"It's six months later, the casino is up and running, but Marty and Wendy are fighting for control of the family's destiny," the overview begins. "Marty preaches keeping the status quo. Aided by an alliance with Helen and drug cartel leader Omar Navarro, Wendy plots for expansion. But when Wendy's brother Ben comes into town, everyone's lives are thrown into chaos."
With the newest season now out for three weeks, plenty of reviews have begun to pour in. Below is a look at some of what the critics are saying about the latest chapter in one of Netflix's biggest original series.
Amanda Bell with TV Guide referred to the third season as "watching a tightrope walker in a windstorm." In short, the latest iteration has a lot of tense moments that will surely keep viewers engaged.
"Ozark Season 3 is still the show you know... but it's still by far the most stressful and emotionally ravaging stretch of the show yet thanks to its new characters," Bell wrote.
Paul Tassi with Forbes delivered some serious high praise, suggesting Ozark is heading in a direction of one the streaming services' biggest series: Breaking Bad. "The show seems to have finally found its footing, and the Breaking Bad comparisons don’t seem quite so ludicrous now," Tassi wrote.
He went on to use adjectives like "gripping" to describe the pace while also pointing out a better usage of incorporating the bad guys into the third season.
Calling it a "gripping show," Richard Lawson with Vanity Fair does feel there are some "dumb" moments as he feels that that takes a little bit away from the show.
"Ozark remains a sturdy and gripping series," he wrote. "I just wish it found more organic ways to keep the twists coming, that it had faith in the strength of its central thread instead of taking a detour like this one, which was always going to end in witless ruin."

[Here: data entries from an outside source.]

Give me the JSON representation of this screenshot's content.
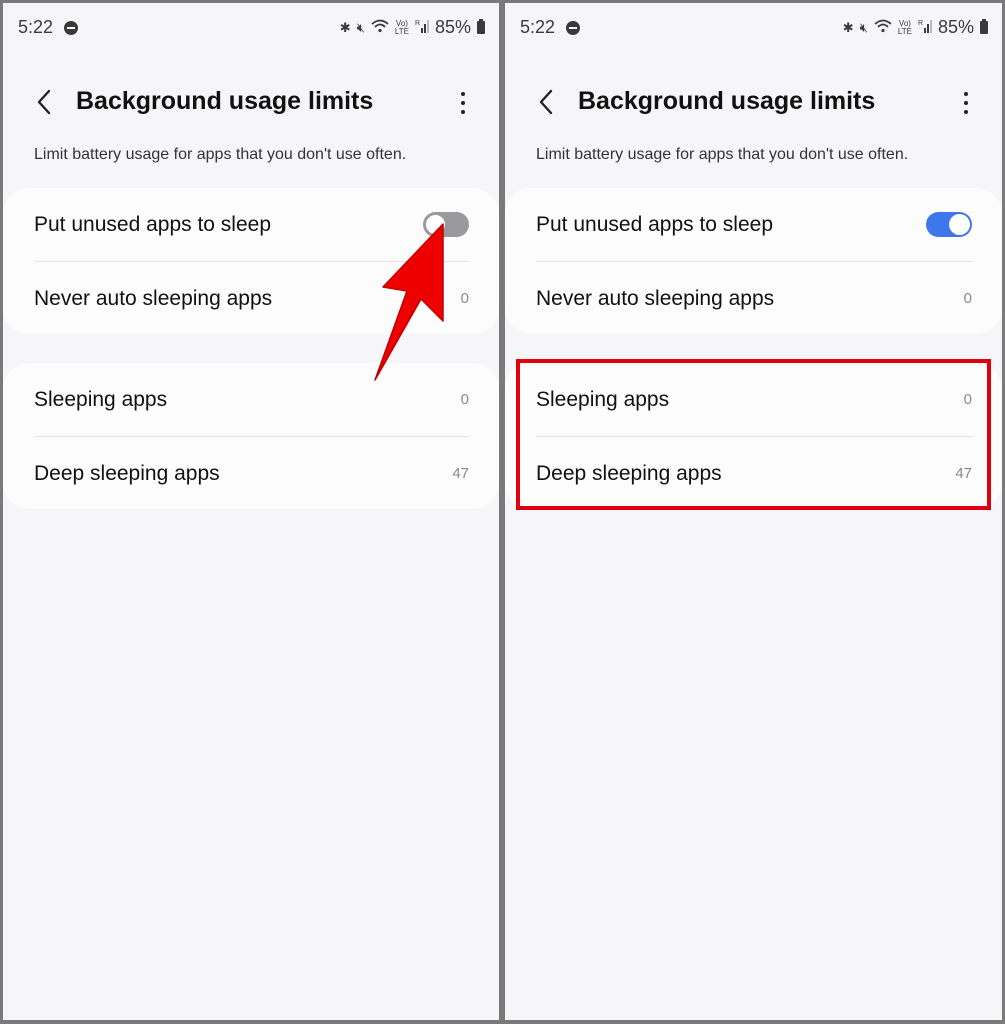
{
  "panels": [
    {
      "status_bar": {
        "time": "5:22",
        "battery": "85%",
        "icons": [
          "do-not-disturb",
          "bluetooth",
          "mute",
          "wifi",
          "volte-lte",
          "signal-roaming",
          "battery"
        ],
        "volte_top": "Vo)",
        "volte_bottom": "LTE",
        "roaming": "R"
      },
      "header": {
        "title": "Background usage limits"
      },
      "description": "Limit battery usage for apps that you don't use often.",
      "settings": [
        {
          "label": "Put unused apps to sleep",
          "toggle": false
        },
        {
          "label": "Never auto sleeping apps",
          "count": "0"
        }
      ],
      "app_lists": [
        {
          "label": "Sleeping apps",
          "count": "0"
        },
        {
          "label": "Deep sleeping apps",
          "count": "47"
        }
      ],
      "annotation": "red-arrow-pointing-at-toggle"
    },
    {
      "status_bar": {
        "time": "5:22",
        "battery": "85%",
        "icons": [
          "do-not-disturb",
          "bluetooth",
          "mute",
          "wifi",
          "volte-lte",
          "signal-roaming",
          "battery"
        ],
        "volte_top": "Vo)",
        "volte_bottom": "LTE",
        "roaming": "R"
      },
      "header": {
        "title": "Background usage limits"
      },
      "description": "Limit battery usage for apps that you don't use often.",
      "settings": [
        {
          "label": "Put unused apps to sleep",
          "toggle": true
        },
        {
          "label": "Never auto sleeping apps",
          "count": "0"
        }
      ],
      "app_lists": [
        {
          "label": "Sleeping apps",
          "count": "0"
        },
        {
          "label": "Deep sleeping apps",
          "count": "47"
        }
      ],
      "annotation": "red-box-highlighting-sleeping-lists"
    }
  ],
  "colors": {
    "toggle_on": "#3e76ec",
    "toggle_off": "#9a9a9e",
    "annotation_red": "#e0000f",
    "background": "#f6f6f8"
  }
}
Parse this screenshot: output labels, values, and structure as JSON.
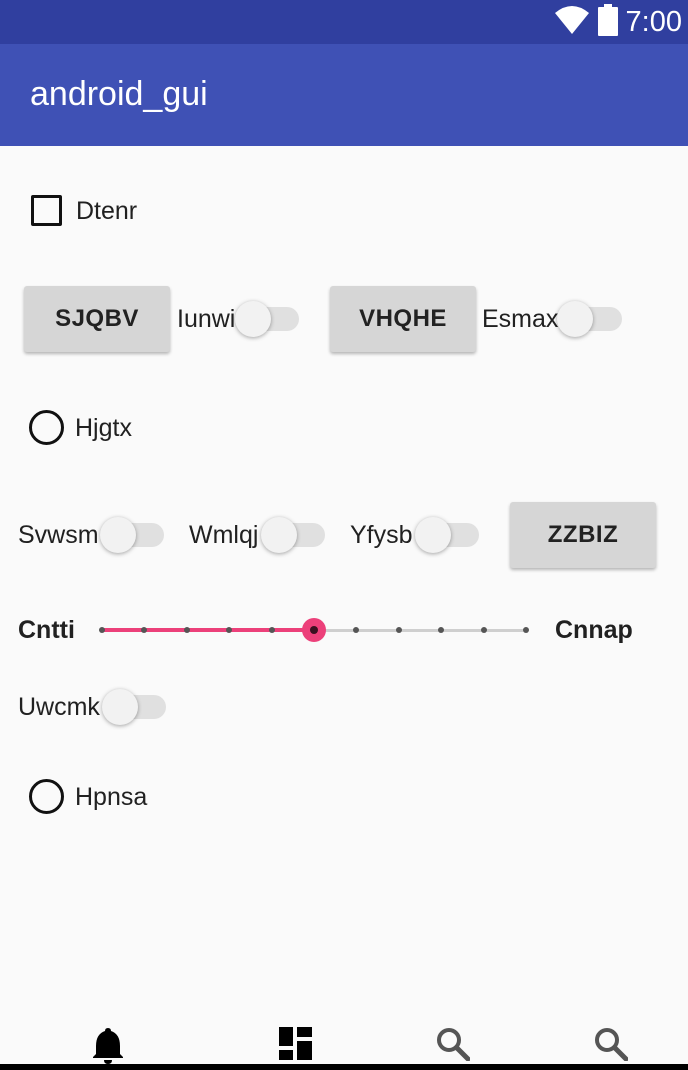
{
  "status_bar": {
    "time": "7:00",
    "icons": [
      "wifi-icon",
      "battery-icon"
    ]
  },
  "app_bar": {
    "title": "android_gui"
  },
  "checkbox": {
    "label": "Dtenr",
    "checked": false
  },
  "row1": {
    "button1": "SJQBV",
    "switch1_label": "Iunwi",
    "switch1_on": false,
    "button2": "VHQHE",
    "switch2_label": "Esmax",
    "switch2_on": false
  },
  "radio1": {
    "label": "Hjgtx",
    "selected": false
  },
  "row2": {
    "switch1_label": "Svwsm",
    "switch1_on": false,
    "switch2_label": "Wmlqj",
    "switch2_on": false,
    "switch3_label": "Yfysb",
    "switch3_on": false,
    "button": "ZZBIZ"
  },
  "slider": {
    "left_label": "Cntti",
    "right_label": "Cnnap",
    "min": 0,
    "max": 10,
    "value": 5,
    "accent_color": "#ec407a"
  },
  "switch_single": {
    "label": "Uwcmk",
    "on": false
  },
  "radio2": {
    "label": "Hpnsa",
    "selected": false
  },
  "bottom_nav": {
    "items": [
      "bell-icon",
      "dashboard-icon",
      "search-icon",
      "search-icon"
    ]
  },
  "colors": {
    "status_bar": "#303f9f",
    "app_bar": "#3f51b5",
    "accent": "#ec407a"
  }
}
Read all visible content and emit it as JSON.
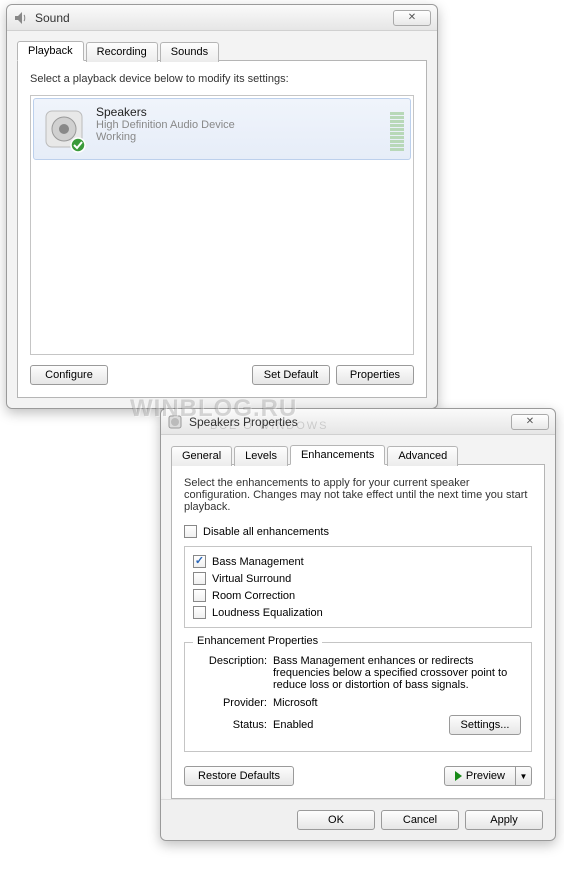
{
  "watermark": {
    "main": "WINBLOG.RU",
    "sub": "ВСЕ О WINDOWS"
  },
  "sound_window": {
    "title": "Sound",
    "tabs": [
      "Playback",
      "Recording",
      "Sounds"
    ],
    "active_tab": 0,
    "instruction": "Select a playback device below to modify its settings:",
    "device": {
      "name": "Speakers",
      "sub": "High Definition Audio Device",
      "status": "Working"
    },
    "buttons": {
      "configure": "Configure",
      "set_default": "Set Default",
      "properties": "Properties"
    }
  },
  "props_window": {
    "title": "Speakers Properties",
    "tabs": [
      "General",
      "Levels",
      "Enhancements",
      "Advanced"
    ],
    "active_tab": 2,
    "instruction": "Select the enhancements to apply for your current speaker configuration. Changes may not take effect until the next time you start playback.",
    "disable_all_label": "Disable all enhancements",
    "disable_all_checked": false,
    "enhancements": [
      {
        "label": "Bass Management",
        "checked": true
      },
      {
        "label": "Virtual Surround",
        "checked": false
      },
      {
        "label": "Room Correction",
        "checked": false
      },
      {
        "label": "Loudness Equalization",
        "checked": false
      }
    ],
    "enh_props": {
      "group_title": "Enhancement Properties",
      "description_label": "Description:",
      "description": "Bass Management enhances or redirects frequencies below a specified crossover point to reduce loss or distortion of bass signals.",
      "provider_label": "Provider:",
      "provider": "Microsoft",
      "status_label": "Status:",
      "status": "Enabled",
      "settings_btn": "Settings..."
    },
    "restore_defaults": "Restore Defaults",
    "preview": "Preview",
    "ok": "OK",
    "cancel": "Cancel",
    "apply": "Apply"
  }
}
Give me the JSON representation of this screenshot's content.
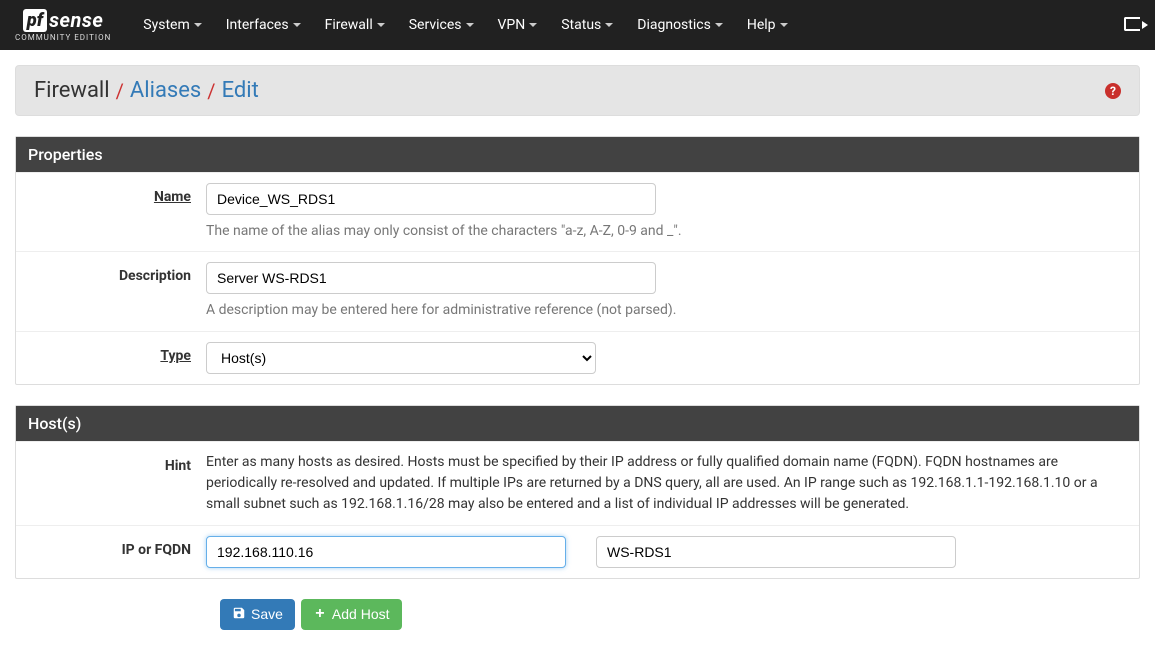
{
  "logo": {
    "left": "pf",
    "right": "sense",
    "sub": "COMMUNITY EDITION"
  },
  "nav": {
    "items": [
      "System",
      "Interfaces",
      "Firewall",
      "Services",
      "VPN",
      "Status",
      "Diagnostics",
      "Help"
    ]
  },
  "breadcrumb": {
    "p1": "Firewall",
    "p2": "Aliases",
    "p3": "Edit"
  },
  "panels": {
    "properties": {
      "title": "Properties",
      "name": {
        "label": "Name",
        "value": "Device_WS_RDS1",
        "help": "The name of the alias may only consist of the characters \"a-z, A-Z, 0-9 and _\"."
      },
      "description": {
        "label": "Description",
        "value": "Server WS-RDS1",
        "help": "A description may be entered here for administrative reference (not parsed)."
      },
      "type": {
        "label": "Type",
        "value": "Host(s)"
      }
    },
    "hosts": {
      "title": "Host(s)",
      "hint_label": "Hint",
      "hint": "Enter as many hosts as desired. Hosts must be specified by their IP address or fully qualified domain name (FQDN). FQDN hostnames are periodically re-resolved and updated. If multiple IPs are returned by a DNS query, all are used. An IP range such as 192.168.1.1-192.168.1.10 or a small subnet such as 192.168.1.16/28 may also be entered and a list of individual IP addresses will be generated.",
      "row_label": "IP or FQDN",
      "entries": [
        {
          "addr": "192.168.110.16",
          "desc": "WS-RDS1"
        }
      ]
    }
  },
  "buttons": {
    "save": "Save",
    "add_host": "Add Host"
  }
}
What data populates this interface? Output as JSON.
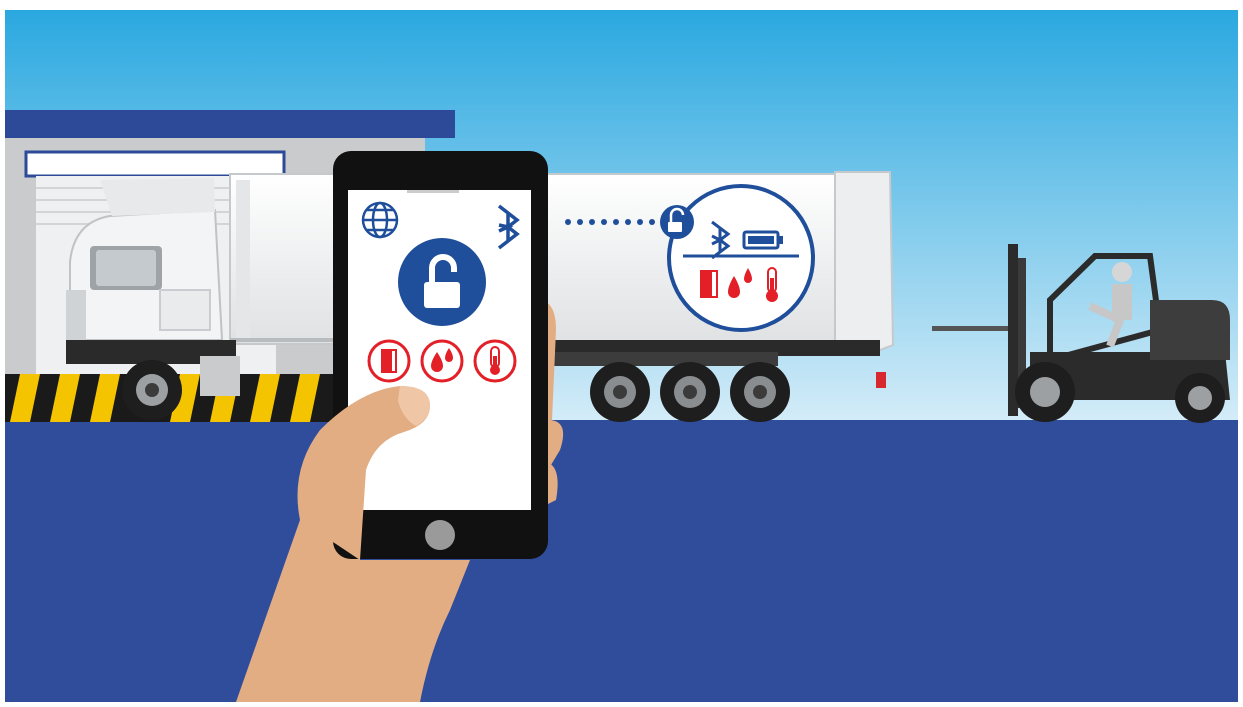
{
  "colors": {
    "sky_top": "#2aa8e0",
    "sky_bottom": "#cde8f6",
    "ground": "#2f4d9b",
    "brand_blue": "#1f4e9b",
    "alert_red": "#e32028",
    "phone_body": "#111111",
    "skin": "#e3ad84",
    "warehouse_gray": "#c9cbcd",
    "hazard_yellow": "#f5c400",
    "trailer_white": "#f1f2f3"
  },
  "scene": {
    "phone": {
      "icons": [
        "globe-icon",
        "bluetooth-icon",
        "unlocked-padlock-icon",
        "door-sensor-icon",
        "humidity-icon",
        "temperature-icon"
      ]
    },
    "trailer_badge": {
      "icons": [
        "unlocked-truck-icon",
        "bluetooth-icon",
        "battery-icon",
        "door-sensor-icon",
        "humidity-icon",
        "temperature-icon"
      ]
    },
    "vehicles": [
      "truck-cab",
      "refrigerated-trailer",
      "forklift"
    ]
  }
}
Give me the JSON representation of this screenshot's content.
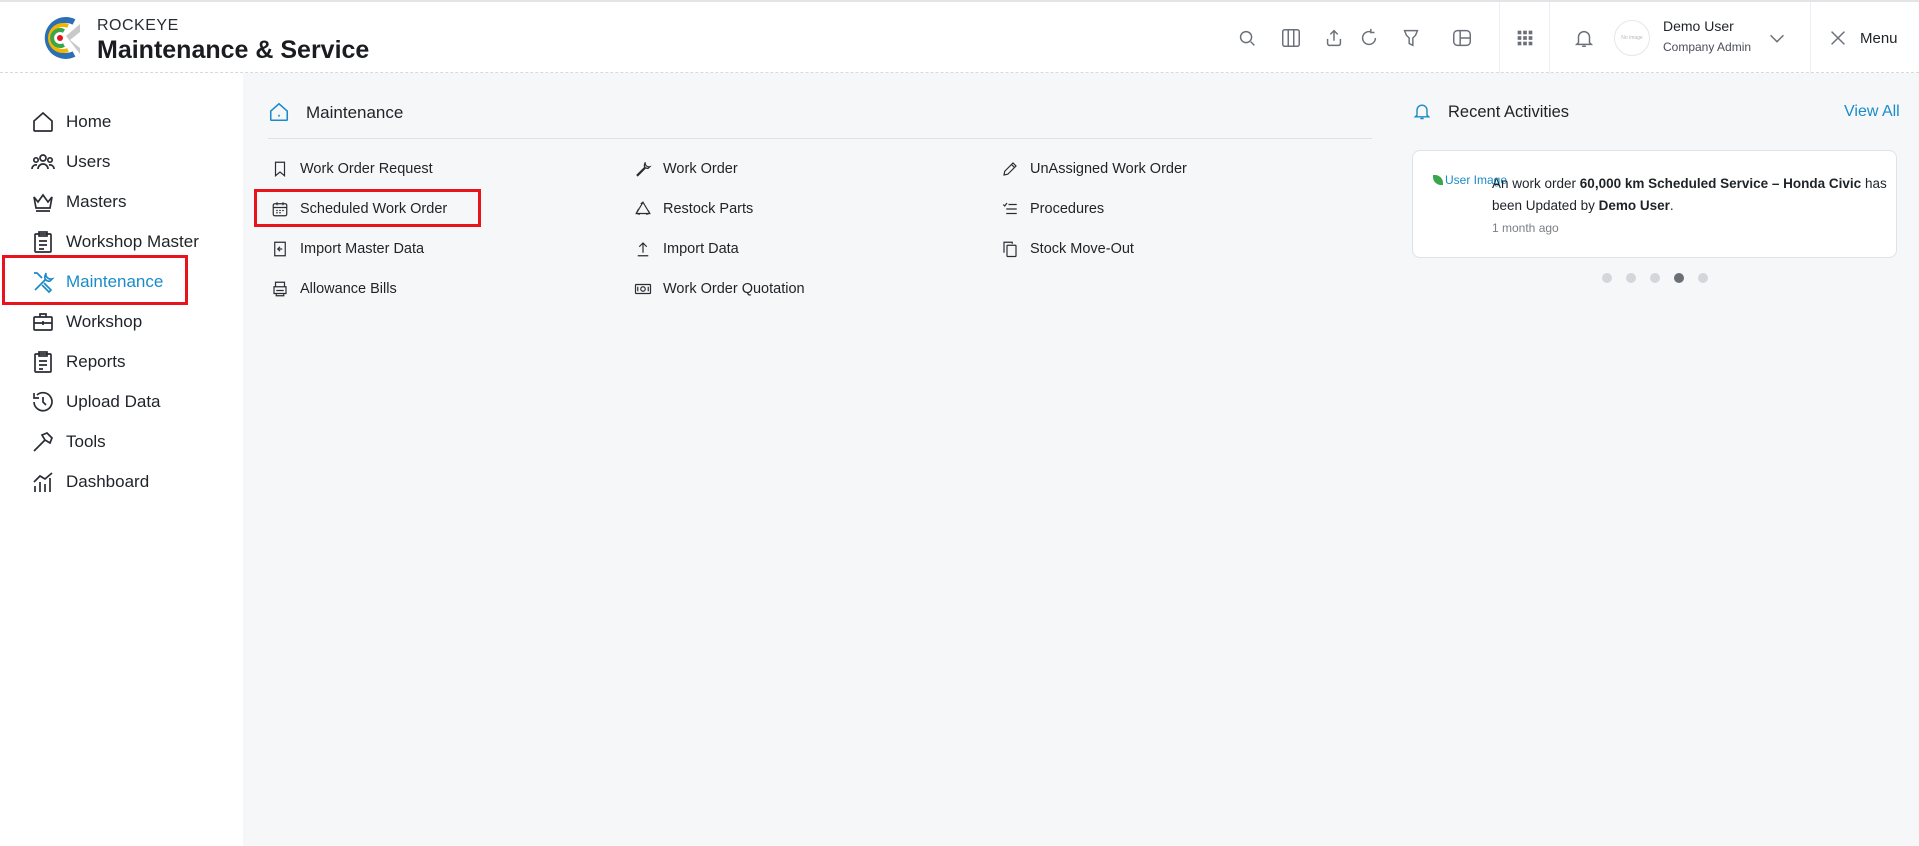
{
  "header": {
    "brand_top": "ROCKEYE",
    "brand_main": "Maintenance & Service",
    "icons": [
      "search-icon",
      "columns-icon",
      "upload-icon",
      "refresh-icon",
      "filter-icon",
      "layout-icon",
      "apps-grid-icon",
      "bell-icon"
    ],
    "avatar_text": "No image",
    "user_name": "Demo User",
    "user_role": "Company Admin",
    "menu_label": "Menu"
  },
  "sidebar": {
    "items": [
      {
        "label": "Home",
        "icon": "home-icon"
      },
      {
        "label": "Users",
        "icon": "users-icon"
      },
      {
        "label": "Masters",
        "icon": "crown-icon"
      },
      {
        "label": "Workshop Master",
        "icon": "clipboard-icon"
      },
      {
        "label": "Maintenance",
        "icon": "tools-icon",
        "active": true
      },
      {
        "label": "Workshop",
        "icon": "briefcase-icon"
      },
      {
        "label": "Reports",
        "icon": "report-icon"
      },
      {
        "label": "Upload Data",
        "icon": "history-icon"
      },
      {
        "label": "Tools",
        "icon": "hammer-icon"
      },
      {
        "label": "Dashboard",
        "icon": "chart-icon"
      }
    ]
  },
  "main": {
    "title": "Maintenance",
    "items": [
      {
        "label": "Work Order Request",
        "icon": "bookmark-icon"
      },
      {
        "label": "Work Order",
        "icon": "wrench-icon"
      },
      {
        "label": "UnAssigned Work Order",
        "icon": "pencil-icon"
      },
      {
        "label": "Scheduled Work Order",
        "icon": "calendar-icon"
      },
      {
        "label": "Restock Parts",
        "icon": "recycle-icon"
      },
      {
        "label": "Procedures",
        "icon": "checklist-icon"
      },
      {
        "label": "Import Master Data",
        "icon": "import-icon"
      },
      {
        "label": "Import Data",
        "icon": "upload-arrow-icon"
      },
      {
        "label": "Stock Move-Out",
        "icon": "copy-icon"
      },
      {
        "label": "Allowance Bills",
        "icon": "printer-icon"
      },
      {
        "label": "Work Order Quotation",
        "icon": "money-icon"
      }
    ]
  },
  "recent": {
    "title": "Recent Activities",
    "view_all": "View All",
    "image_alt": "User Image",
    "text_prefix": "An work order ",
    "text_bold": "60,000 km Scheduled Service – Honda Civic",
    "text_mid": " has been Updated by ",
    "text_user": "Demo User",
    "text_end": ".",
    "time": "1 month ago",
    "dots_total": 5,
    "dots_active": 4
  },
  "colors": {
    "accent": "#1a8bc9",
    "highlight": "#e8141c"
  }
}
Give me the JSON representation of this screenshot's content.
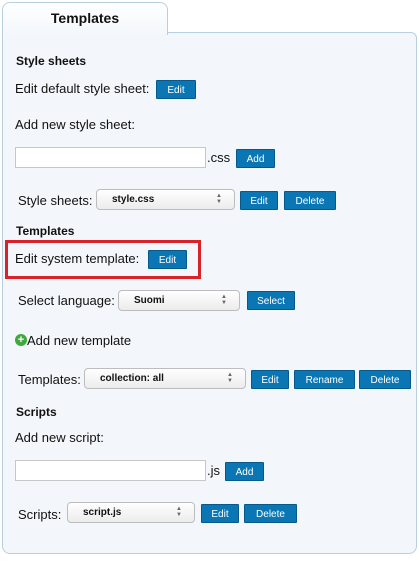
{
  "tab": {
    "label": "Templates"
  },
  "style_sheets": {
    "heading": "Style sheets",
    "edit_default_label": "Edit default style sheet:",
    "edit_button": "Edit",
    "add_new_label": "Add new style sheet:",
    "new_input_value": "",
    "extension": ".css",
    "add_button": "Add",
    "select_label": "Style sheets:",
    "selected": "style.css",
    "select_edit_button": "Edit",
    "delete_button": "Delete"
  },
  "templates": {
    "heading": "Templates",
    "edit_system_label": "Edit system template:",
    "edit_system_button": "Edit",
    "language_label": "Select language:",
    "language_selected": "Suomi",
    "language_select_button": "Select",
    "add_new_template": "Add new template",
    "select_label": "Templates:",
    "selected": "collection: all",
    "edit_button": "Edit",
    "rename_button": "Rename",
    "delete_button": "Delete"
  },
  "scripts": {
    "heading": "Scripts",
    "add_new_label": "Add new script:",
    "new_input_value": "",
    "extension": ".js",
    "add_button": "Add",
    "select_label": "Scripts:",
    "selected": "script.js",
    "edit_button": "Edit",
    "delete_button": "Delete"
  },
  "icons": {
    "add_template": "plus-circle-icon",
    "select_arrows": "chevron-up-down-icon"
  },
  "colors": {
    "button_bg": "#0a77b4",
    "panel_bg": "#f3f7fb",
    "highlight": "#d9232a",
    "plus_icon": "#3fa83f"
  }
}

The Hollywood Reporter
Feeling as though the first two seasons left a little more to be desired, Daniel Fienburg is pleased to share in his Hollywood Reporter review that he felt a major turnaround in the third installment of the Netflix series.
"The 10-episode third season of Ozark is a substantial improvement over the lugubrious second season, and although it still suffers from many of the show's trademark inconsistencies, this is probably the best Ozark has ever been," Fienburg explained.
New heights were reached in Ozark's third chapter according to Brian Lowry's review for CNN. Explaining that the first two seasons were a "solid addition" to Netflix, but has since taken the next step in becoming potentially one of the best shows in the streaming platform's history.
"Three seasons in, the show has morphed into something richer than that, mixing criminal ruthlessness with a family dynamic built on manipulation," Lowry wrote.
Ben Travers with Indie Wire felt the newest season of Ozark struck a chord with the current state of the world. As Americans attempt to do whatever to get through another day amid the coronavirus pandemic, Travers explains it's very similar to the obstacles facing the Byrd family. "We’re just trying to get through it, fiscally, emotionally, and for some, physically," he writes.
Travers adds that unlike our ability to get through this threat, the Byrds won't have the same outcome due to all they've gotten themselves into. "So seeing them scramble to stave off the inevitable is a twisted kind of entertainment in general, but one that can be oddly cathartic for our current state," Travers explains.
In his review for Collider, Adam Chitwood can't help but complement the cast of characters as the strongest part of not just this season, but the entire series. Chitwood says the storyline isn't anything special but the characters elevate that.
"The story isn’t all that unique, but the core cast of characters is a fascinating bunch, and the intensified focus on the marital strain between Marty and Wendy provides a new layer of stakes," the review reads.